Discussion Questions on Rationality
1. The models of rational choice that economists accept maintain that my choices are determined entirely and exclusively by my preferences. Does this imply that it is rational to be self-interested and irrational not to be self-interested?
2. Consider the following choices. You get to draw one ball from an opaque urn containing 1 red ball, 89 white balls, and 10 blue balls.
In problem 1 you have a choice between (A) a million dollars for certain or (B) getting $5 million if you draw a blue ball (Pr = .1), one million if you draw a white ball (Pr = .89), and nothing if you draw a red ball (Pr = .01). Which would you prefer?
In problem 2 you have a choice between (C), a million dollars if you draw a red or a blue ball and nothing if you draw a white ball, or (D), which gives you $5 million if you draw a blue ball and nothing otherwise. Which would you prefer?
The following table summarizes the two choices and the outcomes:
Many people say they prefer A to B and D to C, but this pattern of preferences is inconsistent with the independence axiom. Can you see why? Do you think it is irrational to prefer A to B and D to C?
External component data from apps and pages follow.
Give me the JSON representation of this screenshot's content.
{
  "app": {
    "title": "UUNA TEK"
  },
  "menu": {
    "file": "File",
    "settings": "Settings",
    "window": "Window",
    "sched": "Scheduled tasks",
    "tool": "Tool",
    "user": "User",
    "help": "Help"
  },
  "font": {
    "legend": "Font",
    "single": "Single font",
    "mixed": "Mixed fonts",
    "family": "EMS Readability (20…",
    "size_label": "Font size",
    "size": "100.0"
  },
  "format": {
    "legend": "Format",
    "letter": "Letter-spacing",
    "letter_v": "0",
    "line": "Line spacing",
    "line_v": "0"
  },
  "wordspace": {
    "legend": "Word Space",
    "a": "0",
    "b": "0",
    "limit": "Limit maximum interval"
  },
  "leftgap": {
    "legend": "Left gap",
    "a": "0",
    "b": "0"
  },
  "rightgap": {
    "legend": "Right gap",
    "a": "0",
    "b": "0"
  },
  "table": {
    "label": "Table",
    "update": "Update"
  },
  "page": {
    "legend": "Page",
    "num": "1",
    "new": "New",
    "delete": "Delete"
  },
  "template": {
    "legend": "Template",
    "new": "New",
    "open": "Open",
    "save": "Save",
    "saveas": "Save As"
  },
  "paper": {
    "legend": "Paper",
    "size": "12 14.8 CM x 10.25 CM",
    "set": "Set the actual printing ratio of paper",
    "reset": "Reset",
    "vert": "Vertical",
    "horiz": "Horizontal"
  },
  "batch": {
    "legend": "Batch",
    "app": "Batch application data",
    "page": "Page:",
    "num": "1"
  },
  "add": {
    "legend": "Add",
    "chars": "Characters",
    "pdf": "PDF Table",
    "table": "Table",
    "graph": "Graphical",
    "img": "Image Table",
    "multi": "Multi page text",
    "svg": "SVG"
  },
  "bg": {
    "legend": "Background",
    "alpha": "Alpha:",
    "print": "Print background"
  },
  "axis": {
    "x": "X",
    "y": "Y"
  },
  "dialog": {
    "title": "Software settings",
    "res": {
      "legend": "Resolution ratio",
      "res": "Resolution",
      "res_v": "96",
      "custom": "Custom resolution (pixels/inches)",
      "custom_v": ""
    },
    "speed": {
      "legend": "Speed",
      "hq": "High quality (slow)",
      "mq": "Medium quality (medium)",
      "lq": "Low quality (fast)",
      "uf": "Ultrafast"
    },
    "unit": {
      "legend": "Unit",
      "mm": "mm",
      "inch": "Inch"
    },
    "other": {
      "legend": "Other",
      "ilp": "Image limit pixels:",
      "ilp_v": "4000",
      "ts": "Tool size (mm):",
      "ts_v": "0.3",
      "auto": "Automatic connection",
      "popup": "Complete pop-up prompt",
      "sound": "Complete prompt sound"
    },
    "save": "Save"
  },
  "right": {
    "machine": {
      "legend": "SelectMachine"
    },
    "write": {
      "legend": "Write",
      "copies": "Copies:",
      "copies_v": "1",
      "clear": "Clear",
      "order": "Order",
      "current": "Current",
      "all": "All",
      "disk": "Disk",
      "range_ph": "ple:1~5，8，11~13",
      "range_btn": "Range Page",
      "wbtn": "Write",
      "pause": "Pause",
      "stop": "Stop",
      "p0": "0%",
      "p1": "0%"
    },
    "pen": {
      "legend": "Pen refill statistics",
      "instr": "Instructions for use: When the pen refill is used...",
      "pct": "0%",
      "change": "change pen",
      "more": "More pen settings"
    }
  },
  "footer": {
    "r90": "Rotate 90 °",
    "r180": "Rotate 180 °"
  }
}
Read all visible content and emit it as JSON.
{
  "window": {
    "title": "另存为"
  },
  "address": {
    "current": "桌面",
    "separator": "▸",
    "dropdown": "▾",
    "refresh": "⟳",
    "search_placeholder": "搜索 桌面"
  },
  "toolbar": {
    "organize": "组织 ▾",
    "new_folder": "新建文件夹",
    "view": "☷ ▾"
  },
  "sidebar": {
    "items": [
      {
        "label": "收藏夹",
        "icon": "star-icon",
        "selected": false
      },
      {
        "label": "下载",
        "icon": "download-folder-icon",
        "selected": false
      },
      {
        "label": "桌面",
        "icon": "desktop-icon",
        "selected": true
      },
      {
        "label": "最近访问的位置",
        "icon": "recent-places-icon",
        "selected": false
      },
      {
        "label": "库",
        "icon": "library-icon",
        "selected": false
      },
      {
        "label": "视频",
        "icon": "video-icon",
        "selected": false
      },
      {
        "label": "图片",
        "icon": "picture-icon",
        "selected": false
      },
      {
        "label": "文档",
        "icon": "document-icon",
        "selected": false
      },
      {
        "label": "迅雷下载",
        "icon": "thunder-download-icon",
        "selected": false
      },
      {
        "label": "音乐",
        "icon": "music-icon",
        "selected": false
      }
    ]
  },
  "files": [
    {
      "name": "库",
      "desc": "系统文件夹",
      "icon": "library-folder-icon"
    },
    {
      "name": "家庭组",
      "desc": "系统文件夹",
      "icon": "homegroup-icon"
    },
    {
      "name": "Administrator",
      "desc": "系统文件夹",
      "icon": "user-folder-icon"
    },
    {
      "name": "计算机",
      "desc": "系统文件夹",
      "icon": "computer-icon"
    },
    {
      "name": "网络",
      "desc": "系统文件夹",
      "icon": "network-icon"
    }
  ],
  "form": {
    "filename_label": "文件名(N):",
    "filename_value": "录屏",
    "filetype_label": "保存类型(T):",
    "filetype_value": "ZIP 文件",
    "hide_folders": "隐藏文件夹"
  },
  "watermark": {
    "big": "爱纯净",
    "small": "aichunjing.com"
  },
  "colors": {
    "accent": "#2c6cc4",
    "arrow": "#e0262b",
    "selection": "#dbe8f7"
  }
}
3. Near the end of Shakespeare’s Romeo and Juliet, Romeo drinks poison just before Juliet wakes. What would a revealed-preference theorist conclude about Romeo’s preferences?